I often wonder how many children, that I read to, took pen & paper and expressed themselves in the writing of their own stories. Chances are, the writing-bug has bitten a few of them.
While teaching my course, "Write to Publish," on America Online, I discovered scores of adults who had been inspired by reading & listening to childhood stories. Several of my students went on to publish their work. I was as moved by that as I was with the delight on the faces of children I read to.
One of the most rewarding experiences of my thirty five year radio career came from a written classic. The station wanted something special for Christmas eve programming. The project was given to me. There wasn’t a doubt in my mind as to what I would present.
With full dramatization, music & sound effects, I produced Oscar Wilde’s, "The Happy Prince." I had to retake the closing line several times … I choked up on every reading. The little swallow had died at the feet of the statue. He had stayed too long, in the cold, spreading the prince’s wealth. A loud crack was heard from inside the statue … his heart had broken.
The closing line, of the story is:
God asked for the two most valuable things in his kingdom. An angel brought him the little swallow and the broken heart of the happy prince. (some editions may vary)
I had a tough time writing the line here.
The Joy of Reading is by Ted Tillotson
Ted Tillotson is a freelance writer who has published stories, articles & poems in numerous national & regional magazines & anthologies. He lives with his wife, Barbara, in Athens, Texas.

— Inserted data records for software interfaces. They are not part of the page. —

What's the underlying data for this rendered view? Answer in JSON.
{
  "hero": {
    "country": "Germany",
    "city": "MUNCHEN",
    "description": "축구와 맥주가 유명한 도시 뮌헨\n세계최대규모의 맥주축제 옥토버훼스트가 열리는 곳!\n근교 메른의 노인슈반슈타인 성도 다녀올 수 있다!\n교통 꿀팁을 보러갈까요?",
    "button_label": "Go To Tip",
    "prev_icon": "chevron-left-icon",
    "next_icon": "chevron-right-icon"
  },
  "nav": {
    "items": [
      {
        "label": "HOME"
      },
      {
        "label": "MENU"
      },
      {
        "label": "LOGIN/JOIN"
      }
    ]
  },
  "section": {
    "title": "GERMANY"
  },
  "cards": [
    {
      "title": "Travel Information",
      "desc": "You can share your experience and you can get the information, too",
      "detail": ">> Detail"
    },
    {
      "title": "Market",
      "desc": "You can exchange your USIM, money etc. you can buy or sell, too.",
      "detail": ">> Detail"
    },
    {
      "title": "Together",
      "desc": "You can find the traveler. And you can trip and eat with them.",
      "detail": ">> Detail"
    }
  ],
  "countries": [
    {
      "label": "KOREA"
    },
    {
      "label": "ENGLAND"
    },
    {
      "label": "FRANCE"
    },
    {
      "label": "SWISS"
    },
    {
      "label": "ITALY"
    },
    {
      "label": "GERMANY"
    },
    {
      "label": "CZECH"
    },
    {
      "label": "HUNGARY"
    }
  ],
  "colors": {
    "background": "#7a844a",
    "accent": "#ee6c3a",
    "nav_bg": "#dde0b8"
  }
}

Note: The opinions expressedherein are exclusively those of the writers and do not necessarily reflect theposition of CyberParent. They are not intended to take the place of advice of ahealth, legal, or other professional whose expertise you might need to seek.